**WHAT TO WORK ON**: Print the data exactly as it appears, keeping every word.

**DATA IN THIS EXERCISE**:
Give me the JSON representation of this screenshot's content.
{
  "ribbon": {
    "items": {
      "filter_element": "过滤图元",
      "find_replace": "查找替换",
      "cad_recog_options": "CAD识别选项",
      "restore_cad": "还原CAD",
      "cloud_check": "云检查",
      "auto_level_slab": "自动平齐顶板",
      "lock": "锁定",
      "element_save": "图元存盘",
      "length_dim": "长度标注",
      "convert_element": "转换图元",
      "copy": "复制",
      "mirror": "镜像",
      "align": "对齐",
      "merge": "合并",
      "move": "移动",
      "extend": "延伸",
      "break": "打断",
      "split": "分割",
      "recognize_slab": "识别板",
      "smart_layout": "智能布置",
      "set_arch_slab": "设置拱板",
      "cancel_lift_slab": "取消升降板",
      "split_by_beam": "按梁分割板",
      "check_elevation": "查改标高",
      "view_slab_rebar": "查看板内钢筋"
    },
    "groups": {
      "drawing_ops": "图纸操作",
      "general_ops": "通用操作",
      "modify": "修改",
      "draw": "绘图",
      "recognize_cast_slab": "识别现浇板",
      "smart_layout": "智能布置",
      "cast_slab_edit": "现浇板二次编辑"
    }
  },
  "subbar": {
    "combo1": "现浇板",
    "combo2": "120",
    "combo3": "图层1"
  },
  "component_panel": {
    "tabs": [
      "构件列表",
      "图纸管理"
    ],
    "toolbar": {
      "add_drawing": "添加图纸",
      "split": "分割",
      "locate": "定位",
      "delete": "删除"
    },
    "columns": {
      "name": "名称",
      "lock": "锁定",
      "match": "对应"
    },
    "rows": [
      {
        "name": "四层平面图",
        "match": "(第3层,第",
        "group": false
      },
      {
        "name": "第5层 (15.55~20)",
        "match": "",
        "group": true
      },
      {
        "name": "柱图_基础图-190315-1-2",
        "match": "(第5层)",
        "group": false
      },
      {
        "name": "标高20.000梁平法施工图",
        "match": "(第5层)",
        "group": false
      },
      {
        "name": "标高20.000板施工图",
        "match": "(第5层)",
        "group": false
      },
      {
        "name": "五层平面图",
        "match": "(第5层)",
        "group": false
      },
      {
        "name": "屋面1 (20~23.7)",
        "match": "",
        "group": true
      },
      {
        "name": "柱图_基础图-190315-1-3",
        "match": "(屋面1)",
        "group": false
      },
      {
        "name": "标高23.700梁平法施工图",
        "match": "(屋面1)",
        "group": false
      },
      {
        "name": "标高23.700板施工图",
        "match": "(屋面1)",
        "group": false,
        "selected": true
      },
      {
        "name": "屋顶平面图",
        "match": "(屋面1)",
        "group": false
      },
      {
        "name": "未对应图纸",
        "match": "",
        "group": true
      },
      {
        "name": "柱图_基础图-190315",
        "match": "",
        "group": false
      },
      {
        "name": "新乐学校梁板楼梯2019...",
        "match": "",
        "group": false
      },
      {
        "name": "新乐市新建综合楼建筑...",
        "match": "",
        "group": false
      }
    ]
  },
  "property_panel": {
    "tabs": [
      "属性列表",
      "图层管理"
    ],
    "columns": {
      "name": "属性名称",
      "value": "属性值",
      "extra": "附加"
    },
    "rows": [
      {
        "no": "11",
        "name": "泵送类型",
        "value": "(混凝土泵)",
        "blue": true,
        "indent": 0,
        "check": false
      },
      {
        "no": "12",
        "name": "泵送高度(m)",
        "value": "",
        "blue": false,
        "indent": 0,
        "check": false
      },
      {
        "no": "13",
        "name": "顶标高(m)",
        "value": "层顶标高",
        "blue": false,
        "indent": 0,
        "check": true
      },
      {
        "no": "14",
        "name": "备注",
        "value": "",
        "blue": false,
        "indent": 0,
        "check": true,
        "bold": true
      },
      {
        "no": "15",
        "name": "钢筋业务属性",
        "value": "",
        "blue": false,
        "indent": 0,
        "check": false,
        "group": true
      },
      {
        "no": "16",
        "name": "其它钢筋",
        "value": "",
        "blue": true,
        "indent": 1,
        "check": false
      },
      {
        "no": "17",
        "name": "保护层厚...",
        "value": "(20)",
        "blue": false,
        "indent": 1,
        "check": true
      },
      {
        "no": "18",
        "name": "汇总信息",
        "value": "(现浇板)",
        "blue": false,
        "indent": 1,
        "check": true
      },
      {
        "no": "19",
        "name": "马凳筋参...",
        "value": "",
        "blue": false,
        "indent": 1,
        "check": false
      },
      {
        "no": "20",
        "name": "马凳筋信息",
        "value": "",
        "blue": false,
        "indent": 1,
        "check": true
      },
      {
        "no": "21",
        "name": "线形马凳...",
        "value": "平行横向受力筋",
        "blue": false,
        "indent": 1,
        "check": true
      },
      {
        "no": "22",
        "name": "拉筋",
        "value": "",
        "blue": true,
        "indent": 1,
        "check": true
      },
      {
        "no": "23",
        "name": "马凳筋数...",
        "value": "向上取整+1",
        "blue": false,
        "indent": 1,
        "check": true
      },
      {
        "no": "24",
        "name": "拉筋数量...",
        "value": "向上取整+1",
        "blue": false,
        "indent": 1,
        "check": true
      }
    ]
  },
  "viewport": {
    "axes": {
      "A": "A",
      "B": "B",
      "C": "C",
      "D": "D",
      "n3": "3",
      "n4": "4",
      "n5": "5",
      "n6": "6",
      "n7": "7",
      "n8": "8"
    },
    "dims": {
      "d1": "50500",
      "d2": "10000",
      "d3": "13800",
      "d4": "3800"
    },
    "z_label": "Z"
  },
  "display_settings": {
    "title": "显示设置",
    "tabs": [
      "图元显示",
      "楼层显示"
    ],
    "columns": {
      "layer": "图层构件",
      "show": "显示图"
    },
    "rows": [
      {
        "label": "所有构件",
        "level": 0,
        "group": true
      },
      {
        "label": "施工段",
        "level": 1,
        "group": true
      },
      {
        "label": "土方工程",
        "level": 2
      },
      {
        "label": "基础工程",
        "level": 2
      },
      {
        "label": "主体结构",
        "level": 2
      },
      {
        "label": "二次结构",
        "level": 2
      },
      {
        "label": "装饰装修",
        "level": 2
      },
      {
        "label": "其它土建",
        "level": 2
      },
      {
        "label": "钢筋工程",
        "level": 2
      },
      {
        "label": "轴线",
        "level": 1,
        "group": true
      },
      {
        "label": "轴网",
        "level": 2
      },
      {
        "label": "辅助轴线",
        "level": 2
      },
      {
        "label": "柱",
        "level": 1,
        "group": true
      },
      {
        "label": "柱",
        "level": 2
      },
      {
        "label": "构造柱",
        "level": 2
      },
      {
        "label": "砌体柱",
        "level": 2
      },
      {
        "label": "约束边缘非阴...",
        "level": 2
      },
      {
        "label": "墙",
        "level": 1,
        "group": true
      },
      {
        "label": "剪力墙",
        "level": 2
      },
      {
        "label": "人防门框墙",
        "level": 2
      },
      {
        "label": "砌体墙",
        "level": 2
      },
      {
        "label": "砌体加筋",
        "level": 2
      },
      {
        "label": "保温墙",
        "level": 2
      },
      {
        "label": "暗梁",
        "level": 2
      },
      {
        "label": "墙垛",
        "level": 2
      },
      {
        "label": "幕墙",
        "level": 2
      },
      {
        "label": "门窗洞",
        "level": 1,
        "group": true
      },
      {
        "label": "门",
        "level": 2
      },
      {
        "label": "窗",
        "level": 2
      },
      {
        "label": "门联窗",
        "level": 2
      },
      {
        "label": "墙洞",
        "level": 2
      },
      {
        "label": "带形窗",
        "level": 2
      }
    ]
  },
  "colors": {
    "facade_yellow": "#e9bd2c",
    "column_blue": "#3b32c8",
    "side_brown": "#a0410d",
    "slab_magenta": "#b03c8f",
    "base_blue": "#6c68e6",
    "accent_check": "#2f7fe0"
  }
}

**ANSWER AREA**:
Give me the JSON representation of this screenshot's content.
{
  "ribbon": {
    "items": {
      "filter_element": "过滤图元",
      "find_replace": "查找替换",
      "cad_recog_options": "CAD识别选项",
      "restore_cad": "还原CAD",
      "cloud_check": "云检查",
      "auto_level_slab": "自动平齐顶板",
      "lock": "锁定",
      "element_save": "图元存盘",
      "length_dim": "长度标注",
      "convert_element": "转换图元",
      "copy": "复制",
      "mirror": "镜像",
      "align": "对齐",
      "merge": "合并",
      "move": "移动",
      "extend": "延伸",
      "break": "打断",
      "split": "分割",
      "recognize_slab": "识别板",
      "smart_layout": "智能布置",
      "set_arch_slab": "设置拱板",
      "cancel_lift_slab": "取消升降板",
      "split_by_beam": "按梁分割板",
      "check_elevation": "查改标高",
      "view_slab_rebar": "查看板内钢筋"
    },
    "groups": {
      "drawing_ops": "图纸操作",
      "general_ops": "通用操作",
      "modify": "修改",
      "draw": "绘图",
      "recognize_cast_slab": "识别现浇板",
      "smart_layout": "智能布置",
      "cast_slab_edit": "现浇板二次编辑"
    }
  },
  "subbar": {
    "combo1": "现浇板",
    "combo2": "120",
    "combo3": "图层1"
  },
  "component_panel": {
    "tabs": [
      "构件列表",
      "图纸管理"
    ],
    "toolbar": {
      "add_drawing": "添加图纸",
      "split": "分割",
      "locate": "定位",
      "delete": "删除"
    },
    "columns": {
      "name": "名称",
      "lock": "锁定",
      "match": "对应"
    },
    "rows": [
      {
        "name": "四层平面图",
        "match": "(第3层,第",
        "group": false
      },
      {
        "name": "第5层 (15.55~20)",
        "match": "",
        "group": true
      },
      {
        "name": "柱图_基础图-190315-1-2",
        "match": "(第5层)",
        "group": false
      },
      {
        "name": "标高20.000梁平法施工图",
        "match": "(第5层)",
        "group": false
      },
      {
        "name": "标高20.000板施工图",
        "match": "(第5层)",
        "group": false
      },
      {
        "name": "五层平面图",
        "match": "(第5层)",
        "group": false
      },
      {
        "name": "屋面1 (20~23.7)",
        "match": "",
        "group": true
      },
      {
        "name": "柱图_基础图-190315-1-3",
        "match": "(屋面1)",
        "group": false
      },
      {
        "name": "标高23.700梁平法施工图",
        "match": "(屋面1)",
        "group": false
      },
      {
        "name": "标高23.700板施工图",
        "match": "(屋面1)",
        "group": false,
        "selected": true
      },
      {
        "name": "屋顶平面图",
        "match": "(屋面1)",
        "group": false
      },
      {
        "name": "未对应图纸",
        "match": "",
        "group": true
      },
      {
        "name": "柱图_基础图-190315",
        "match": "",
        "group": false
      },
      {
        "name": "新乐学校梁板楼梯2019...",
        "match": "",
        "group": false
      },
      {
        "name": "新乐市新建综合楼建筑...",
        "match": "",
        "group": false
      }
    ]
  },
  "property_panel": {
    "tabs": [
      "属性列表",
      "图层管理"
    ],
    "columns": {
      "name": "属性名称",
      "value": "属性值",
      "extra": "附加"
    },
    "rows": [
      {
        "no": "11",
        "name": "泵送类型",
        "value": "(混凝土泵)",
        "blue": true,
        "indent": 0,
        "check": false
      },
      {
        "no": "12",
        "name": "泵送高度(m)",
        "value": "",
        "blue": false,
        "indent": 0,
        "check": false
      },
      {
        "no": "13",
        "name": "顶标高(m)",
        "value": "层顶标高",
        "blue": false,
        "indent": 0,
        "check": true
      },
      {
        "no": "14",
        "name": "备注",
        "value": "",
        "blue": false,
        "indent": 0,
        "check": true,
        "bold": true
      },
      {
        "no": "15",
        "name": "钢筋业务属性",
        "value": "",
        "blue": false,
        "indent": 0,
        "check": false,
        "group": true
      },
      {
        "no": "16",
        "name": "其它钢筋",
        "value": "",
        "blue": true,
        "indent": 1,
        "check": false
      },
      {
        "no": "17",
        "name": "保护层厚...",
        "value": "(20)",
        "blue": false,
        "indent": 1,
        "check": true
      },
      {
        "no": "18",
        "name": "汇总信息",
        "value": "(现浇板)",
        "blue": false,
        "indent": 1,
        "check": true
      },
      {
        "no": "19",
        "name": "马凳筋参...",
        "value": "",
        "blue": false,
        "indent": 1,
        "check": false
      },
      {
        "no": "20",
        "name": "马凳筋信息",
        "value": "",
        "blue": false,
        "indent": 1,
        "check": true
      },
      {
        "no": "21",
        "name": "线形马凳...",
        "value": "平行横向受力筋",
        "blue": false,
        "indent": 1,
        "check": true
      },
      {
        "no": "22",
        "name": "拉筋",
        "value": "",
        "blue": true,
        "indent": 1,
        "check": true
      },
      {
        "no": "23",
        "name": "马凳筋数...",
        "value": "向上取整+1",
        "blue": false,
        "indent": 1,
        "check": true
      },
      {
        "no": "24",
        "name": "拉筋数量...",
        "value": "向上取整+1",
        "blue": false,
        "indent": 1,
        "check": true
      }
    ]
  },
  "viewport": {
    "axes": {
      "A": "A",
      "B": "B",
      "C": "C",
      "D": "D",
      "n3": "3",
      "n4": "4",
      "n5": "5",
      "n6": "6",
      "n7": "7",
      "n8": "8"
    },
    "dims": {
      "d1": "50500",
      "d2": "10000",
      "d3": "13800",
      "d4": "3800"
    },
    "z_label": "Z"
  },
  "display_settings": {
    "title": "显示设置",
    "tabs": [
      "图元显示",
      "楼层显示"
    ],
    "columns": {
      "layer": "图层构件",
      "show": "显示图"
    },
    "rows": [
      {
        "label": "所有构件",
        "level": 0,
        "group": true
      },
      {
        "label": "施工段",
        "level": 1,
        "group": true
      },
      {
        "label": "土方工程",
        "level": 2
      },
      {
        "label": "基础工程",
        "level": 2
      },
      {
        "label": "主体结构",
        "level": 2
      },
      {
        "label": "二次结构",
        "level": 2
      },
      {
        "label": "装饰装修",
        "level": 2
      },
      {
        "label": "其它土建",
        "level": 2
      },
      {
        "label": "钢筋工程",
        "level": 2
      },
      {
        "label": "轴线",
        "level": 1,
        "group": true
      },
      {
        "label": "轴网",
        "level": 2
      },
      {
        "label": "辅助轴线",
        "level": 2
      },
      {
        "label": "柱",
        "level": 1,
        "group": true
      },
      {
        "label": "柱",
        "level": 2
      },
      {
        "label": "构造柱",
        "level": 2
      },
      {
        "label": "砌体柱",
        "level": 2
      },
      {
        "label": "约束边缘非阴...",
        "level": 2
      },
      {
        "label": "墙",
        "level": 1,
        "group": true
      },
      {
        "label": "剪力墙",
        "level": 2
      },
      {
        "label": "人防门框墙",
        "level": 2
      },
      {
        "label": "砌体墙",
        "level": 2
      },
      {
        "label": "砌体加筋",
        "level": 2
      },
      {
        "label": "保温墙",
        "level": 2
      },
      {
        "label": "暗梁",
        "level": 2
      },
      {
        "label": "墙垛",
        "level": 2
      },
      {
        "label": "幕墙",
        "level": 2
      },
      {
        "label": "门窗洞",
        "level": 1,
        "group": true
      },
      {
        "label": "门",
        "level": 2
      },
      {
        "label": "窗",
        "level": 2
      },
      {
        "label": "门联窗",
        "level": 2
      },
      {
        "label": "墙洞",
        "level": 2
      },
      {
        "label": "带形窗",
        "level": 2
      }
    ]
  },
  "colors": {
    "facade_yellow": "#e9bd2c",
    "column_blue": "#3b32c8",
    "side_brown": "#a0410d",
    "slab_magenta": "#b03c8f",
    "base_blue": "#6c68e6",
    "accent_check": "#2f7fe0"
  }
}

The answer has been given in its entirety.